“They’re waiting for coverage issues to be resolved. At least I hope that’s why,” said Posyniak, who described Mifegymiso as a game changer for abortion services across the country.
Posyniak said the treatment is effective and can be taken at home, meaning it could make a big difference in remote communities.
In a written statement to CBC News from Health Minister Sarah Hoffman, Alberta Health said it remains committed to making the pills available throughout the province.
“Our government strongly supports women’s reproductive health options and we will soon announce details of a program to provide universal access to Mifegymiso for Alberta women,” Hoffman said. “The intent of this program will be [able] to provide the drug free of charge and expand the range of reproductive health options that are readily available to women, regardless of where they live in the province.”
None of the four major pharmacy chains CBC News called in Edmonton carried Mifegymiso and some did not even recognize the name.
Another reason it’s taking time for the pills to become more available on the shelves could be because of guidelines in how they’re prescribed and dispensed by Health Canada.

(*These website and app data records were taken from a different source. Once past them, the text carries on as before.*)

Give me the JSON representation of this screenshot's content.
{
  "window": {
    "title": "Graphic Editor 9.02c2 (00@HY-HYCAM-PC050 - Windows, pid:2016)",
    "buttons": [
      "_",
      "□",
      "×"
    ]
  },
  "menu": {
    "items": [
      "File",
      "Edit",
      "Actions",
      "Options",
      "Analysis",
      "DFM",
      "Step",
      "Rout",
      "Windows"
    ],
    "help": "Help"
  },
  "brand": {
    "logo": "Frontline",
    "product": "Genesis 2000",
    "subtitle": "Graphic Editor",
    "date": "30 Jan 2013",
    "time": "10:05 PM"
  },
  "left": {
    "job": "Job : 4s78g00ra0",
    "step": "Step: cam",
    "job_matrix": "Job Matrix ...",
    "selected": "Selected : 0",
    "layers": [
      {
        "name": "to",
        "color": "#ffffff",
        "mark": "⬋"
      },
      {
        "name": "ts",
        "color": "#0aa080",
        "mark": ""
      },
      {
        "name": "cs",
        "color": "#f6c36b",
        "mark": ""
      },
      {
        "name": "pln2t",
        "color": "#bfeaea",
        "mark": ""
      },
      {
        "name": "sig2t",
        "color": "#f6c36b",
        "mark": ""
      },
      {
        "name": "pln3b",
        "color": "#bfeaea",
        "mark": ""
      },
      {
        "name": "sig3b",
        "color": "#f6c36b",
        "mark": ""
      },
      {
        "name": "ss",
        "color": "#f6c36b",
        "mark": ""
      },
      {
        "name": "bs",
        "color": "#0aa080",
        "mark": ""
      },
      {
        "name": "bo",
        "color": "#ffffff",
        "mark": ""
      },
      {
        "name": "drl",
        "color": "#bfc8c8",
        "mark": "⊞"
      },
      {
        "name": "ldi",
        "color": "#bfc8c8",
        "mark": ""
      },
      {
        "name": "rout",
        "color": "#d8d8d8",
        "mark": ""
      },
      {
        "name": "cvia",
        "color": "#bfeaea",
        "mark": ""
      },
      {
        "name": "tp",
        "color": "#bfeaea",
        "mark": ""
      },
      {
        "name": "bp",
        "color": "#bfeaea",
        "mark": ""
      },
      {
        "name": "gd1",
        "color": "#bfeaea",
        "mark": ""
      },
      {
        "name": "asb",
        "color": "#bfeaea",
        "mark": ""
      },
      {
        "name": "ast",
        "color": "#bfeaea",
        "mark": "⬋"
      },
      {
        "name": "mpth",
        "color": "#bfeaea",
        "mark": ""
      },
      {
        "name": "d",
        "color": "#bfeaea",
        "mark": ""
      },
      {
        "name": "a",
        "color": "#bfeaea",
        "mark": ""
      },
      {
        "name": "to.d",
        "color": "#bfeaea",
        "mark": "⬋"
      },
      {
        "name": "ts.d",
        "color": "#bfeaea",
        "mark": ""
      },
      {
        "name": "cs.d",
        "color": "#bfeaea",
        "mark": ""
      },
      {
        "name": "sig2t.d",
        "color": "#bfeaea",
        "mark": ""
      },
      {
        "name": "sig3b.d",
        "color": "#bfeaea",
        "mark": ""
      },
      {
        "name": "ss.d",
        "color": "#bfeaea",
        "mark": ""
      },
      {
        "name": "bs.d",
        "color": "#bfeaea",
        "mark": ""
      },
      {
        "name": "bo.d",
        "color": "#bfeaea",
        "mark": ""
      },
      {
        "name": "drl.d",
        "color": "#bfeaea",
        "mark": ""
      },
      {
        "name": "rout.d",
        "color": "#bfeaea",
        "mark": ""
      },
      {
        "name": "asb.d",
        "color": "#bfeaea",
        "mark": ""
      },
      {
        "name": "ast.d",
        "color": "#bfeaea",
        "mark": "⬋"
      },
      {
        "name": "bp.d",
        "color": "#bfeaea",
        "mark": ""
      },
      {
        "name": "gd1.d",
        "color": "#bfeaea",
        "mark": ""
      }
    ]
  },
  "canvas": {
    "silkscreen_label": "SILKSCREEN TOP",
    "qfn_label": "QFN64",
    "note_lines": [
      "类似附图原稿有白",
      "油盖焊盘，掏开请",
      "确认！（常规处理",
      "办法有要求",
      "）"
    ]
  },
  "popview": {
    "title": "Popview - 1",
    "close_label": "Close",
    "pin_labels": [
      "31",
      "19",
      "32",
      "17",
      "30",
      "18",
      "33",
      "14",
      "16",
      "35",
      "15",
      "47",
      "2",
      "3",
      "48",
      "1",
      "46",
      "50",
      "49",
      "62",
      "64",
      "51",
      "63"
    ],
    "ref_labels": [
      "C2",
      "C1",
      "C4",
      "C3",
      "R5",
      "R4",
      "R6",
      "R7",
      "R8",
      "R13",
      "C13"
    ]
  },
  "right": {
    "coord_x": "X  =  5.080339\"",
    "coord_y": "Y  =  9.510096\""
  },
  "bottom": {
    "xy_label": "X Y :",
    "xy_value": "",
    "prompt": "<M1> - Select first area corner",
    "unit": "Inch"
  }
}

“When Health Canada granted approval of Mifegymiso for use in Canada, it did so with a number of restrictions and since then some have been rolled back,” said Sandeep Prasad, executive director of Action Canada for Sexual Health and Rights.
Doctors still have to take a training course before being allowed to prescribe the drugs. But recognizing the six-hour module could be shortened, Health Canada has changed it to one hour.
In total, 135 physicians and pharmacists in Alberta have registered to take the course with the Society of Obstetricians and Gynaecologists of Canada. Of those, 57 have completed it, but the society will not reveal where those health professionals practise.
Prasad is confident access to Mifegymiso will start to open up now that Alberta is working on a coverage plan and Health Canada is beginning to relax its guidelines.
He said all governments that cover the service will save money in the long run, because while it is costly, Mifegymiso is still cheaper than a surgical procedure and is far more effective than any other abortion pills.
Posyniak cautions it could still take a while for the treatment to be readily available in all parts of Alberta even after the government makes it free for women.
“It may start off slowly and it may take some initiative from the part of health authorities to make sure that there is someone offering it in their zone in Alberta,” she said.
Alberta, Manitoba, Ontario, New Brunswick and Quebec are the only provinces that have so far agreed to cover the cost of the treatment.